- Total number of jobs at risk of loss, including mining and linked sector employment, is between 112,757 and 280,809 (30 percent to 75 percent of current employment levels).
- Direct mining jobs at risk of loss are predicted to range from 40,038 to 77,520, with both surface and underground mining adversely affected.
- The overall decrease in recovery of demonstrated coal reserves is between 27 percent and 64 percent; both surface and underground mines will be significantly impacted.
- The annual value of coal lost to production restriction is between $14 billion and $29 billion.
- Total annual federal and state tax revenue potentially foregone because of lost production is estimated at $3.1 billion to $6.4 billion.
In order to estimate the economic impacts of the proposed SPR, Ramboll Environ evaluated the language of the July 2015 proposed rule and assessed the impact of implementation against current industry statistics and trends. Compliance with the proposed rule was evaluated for 36 current surface and underground mining operations in all regions of the country to determine the impact on access to demonstrated coal reserves.
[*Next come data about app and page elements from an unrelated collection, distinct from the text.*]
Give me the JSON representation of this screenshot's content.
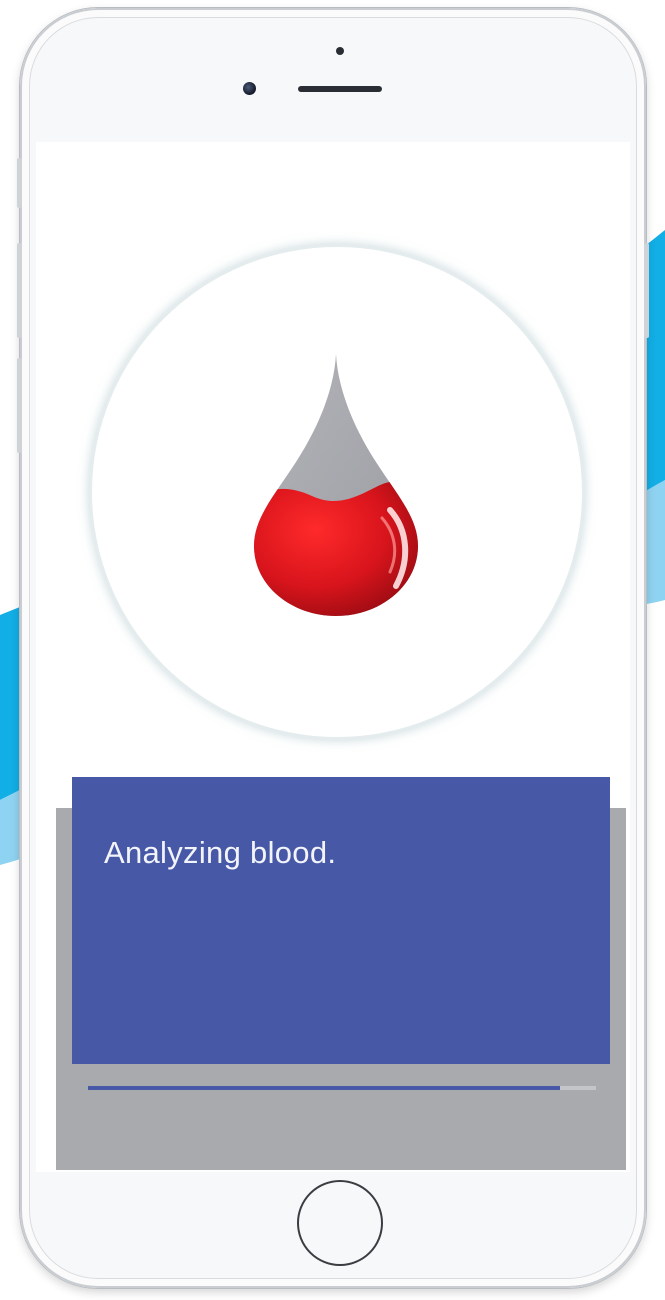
{
  "dialog": {
    "message": "Analyzing blood."
  },
  "progress": {
    "fraction": 0.93
  },
  "icons": {
    "main": "blood-drop-icon",
    "home": "home-button"
  },
  "colors": {
    "dialog_background": "#4759a6",
    "dialog_text": "#f2f4fa",
    "overlay_gray": "#a9aaad",
    "progress_fill": "#4759a6",
    "progress_track": "#c4c5c9",
    "blood_red": "#d8141c",
    "drop_gray": "#a7a8ad",
    "background_wave_blue": "#12aee6",
    "background_wave_light": "#8fd3f2"
  }
}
For several of these operations, the proposed rule implies closing operations due to restrictions in access, increased costs, and uncertainty regarding the interpretation of imprecise regulatory language. High and low ranges were calculated to account for various reasonable interpretations of key aspects of the proposed SPR. Respondents were challenged to interpret the rule as best they could, but not to assume a ‘worst case scenario.’